Imagens da página

To chase the moon-beams up the mountains,

You prepare,
Or dance with elves on brinks of fountains,

Mirth to share,
Now seen with love-lorn lilies weeping,
Now with a blushing rose-bud sleeping,
While fairies, from their windows peeping,

Cry, oh rare!

[ocr errors]



t was Dunois, the young and brave, was bound for Palestine, but first he made his orisons before St. Mary's shrine; And grant, immortal Queen of Heaven," was still the sol.

dier's prayer,

That I may prove the bravest knight, and love the fairest


* This is extracted from “ Paul's letters to his Kinsfolk :" the following is enote which precedes it; “ A relique of greater moral interest was given

His oath of honour on the shrine, he grav'd it with his sword,
And follow'd to the Holy Land the banner of his Lord;
Where, faithful to his noble vow, his war-cry fill'd the air-
“ Be honour'd aye the bravest knight, belov'd the fairest fair."

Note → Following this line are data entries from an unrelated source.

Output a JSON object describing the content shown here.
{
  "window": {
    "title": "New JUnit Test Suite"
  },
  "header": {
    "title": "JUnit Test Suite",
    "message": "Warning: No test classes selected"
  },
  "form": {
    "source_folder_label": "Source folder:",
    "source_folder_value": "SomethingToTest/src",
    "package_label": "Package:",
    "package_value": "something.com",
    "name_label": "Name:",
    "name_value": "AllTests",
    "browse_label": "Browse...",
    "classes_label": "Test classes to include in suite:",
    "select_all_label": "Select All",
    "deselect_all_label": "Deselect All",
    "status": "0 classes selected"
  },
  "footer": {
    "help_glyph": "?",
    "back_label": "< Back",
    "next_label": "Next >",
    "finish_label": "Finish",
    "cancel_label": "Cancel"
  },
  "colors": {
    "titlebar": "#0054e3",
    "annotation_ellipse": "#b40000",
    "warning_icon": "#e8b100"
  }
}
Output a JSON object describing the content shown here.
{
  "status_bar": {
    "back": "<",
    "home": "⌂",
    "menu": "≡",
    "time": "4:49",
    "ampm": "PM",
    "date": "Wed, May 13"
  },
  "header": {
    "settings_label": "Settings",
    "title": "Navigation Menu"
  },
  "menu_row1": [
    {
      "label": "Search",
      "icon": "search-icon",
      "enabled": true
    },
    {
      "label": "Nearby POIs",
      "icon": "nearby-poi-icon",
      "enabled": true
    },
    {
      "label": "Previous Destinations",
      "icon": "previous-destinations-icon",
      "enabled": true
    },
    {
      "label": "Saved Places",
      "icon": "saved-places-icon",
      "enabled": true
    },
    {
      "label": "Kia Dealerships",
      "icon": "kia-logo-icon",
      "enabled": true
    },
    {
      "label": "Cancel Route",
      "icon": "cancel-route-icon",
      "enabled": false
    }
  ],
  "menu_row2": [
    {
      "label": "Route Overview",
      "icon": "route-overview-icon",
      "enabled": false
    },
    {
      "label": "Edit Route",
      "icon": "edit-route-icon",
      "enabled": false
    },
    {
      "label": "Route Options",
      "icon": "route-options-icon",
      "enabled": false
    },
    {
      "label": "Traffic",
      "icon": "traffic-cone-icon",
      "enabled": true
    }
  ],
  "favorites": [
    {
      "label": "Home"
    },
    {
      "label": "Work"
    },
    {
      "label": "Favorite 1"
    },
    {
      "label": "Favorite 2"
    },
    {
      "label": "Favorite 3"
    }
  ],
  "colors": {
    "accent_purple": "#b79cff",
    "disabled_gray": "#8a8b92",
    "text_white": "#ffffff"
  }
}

They ow'd the conquest to his arm, and this his liege-lord said,
“ The heart that has for honour beat, by bliss must be repaid-
My daughter Isabel and thou shall be a wedded pair,
For thou art bravest of the brave, she fairest of the fair."

And then they bound the holy knot before St. Mary's shrine, That makes a Paradise on earth, if hearts and hands combine And

every Lord and Lady bright that were in chapel there, Cried “Honour'd be the bravest knight-belov’d the fairest


me by a lady, whose father had found it upon the field of battle, (Waterloo.) It is a inanuscript collection of French songs, bearing stains of clay and blood, which probably indicate the fate of the proprietor. One or two of these romances I have thought pretty, and have since had an opportunity of having them translated into English, by meeting at Paris with one of our Scottish men of rhyme.”

We have only to add, that this song or ballad is very popular in France, and was written by one of Buonaparte's sisters, Fanny de Beauharnois, Ex: Queen of Holland.



O beauty, peerless is thy glow,

Resistless beams thy streaming eye,
When the soft tears of pity flow,

For heroes who in battle die,
Who would not die the warrior's death,
When beauty weaves the cypress wreath!

Nor cheerless shall the widow sigh,

The soldier's offspring friendless roam ; The tear enthron'd in beauty's eye,

Are stars to guide the wand'rers home. Who would not die the warrior's death, When beauty weaves the cypress wreath !



O when again shall my eyes rove,
O’er all the objects of my love?

Our cottages, our chrystal rills,

Our hamlets, and our native hills.
O when again shall my eyes rove,
O'er all the objects of my love ?

The flower, the beauty of our dell,
The lovely, gentle Isabelle;
In the elm's shade, when shall I bound
To the sweet pipe's enchanting sound,
When, when again shall wander sight,
On all the objects of delight.

My father and my mother,

My sister and my brother ;
My flocks, and lambs that bleat,
My shepherdess so sweet.

O when again, &c.

* These simple stanzas are a translation of the poetry sung by the Swiss to the celebrated Rans de Vatch. Rousseau says, the air impressed them with so violent a desire to return home to their own country, that it was forbidden to be played in the Swiss regiments, in the French service, on pain of death,




O, when shall I visit the land of my birth,
The loveliest land on the face of the earth ?
When shall I those scenes of affection explore,

Our forests, our fountains,

Our hamlets, our mountains,
With the pride of our vallies, the maid I adore ?
O, when shall I dance on the daisy-white mead,
In the shade of an elm, to the sound of the reed?

When shall I return to that lowly retreat,
Where all my fond objects of tenderness meet,-
The lambs and the heifers that follow my call,

My father, my mother,

My sister, my brother,
And dear Isabella, the joy of them all ?
0, when shall I visit the land of my birth ?
'Tis the lovliest land on the face of the earth!

+ This is another translation of the preceding celebrated song, by Mr. Montgomery, author of " The Wanderer in Switzerland,” &c.

« AnteriorContinuar »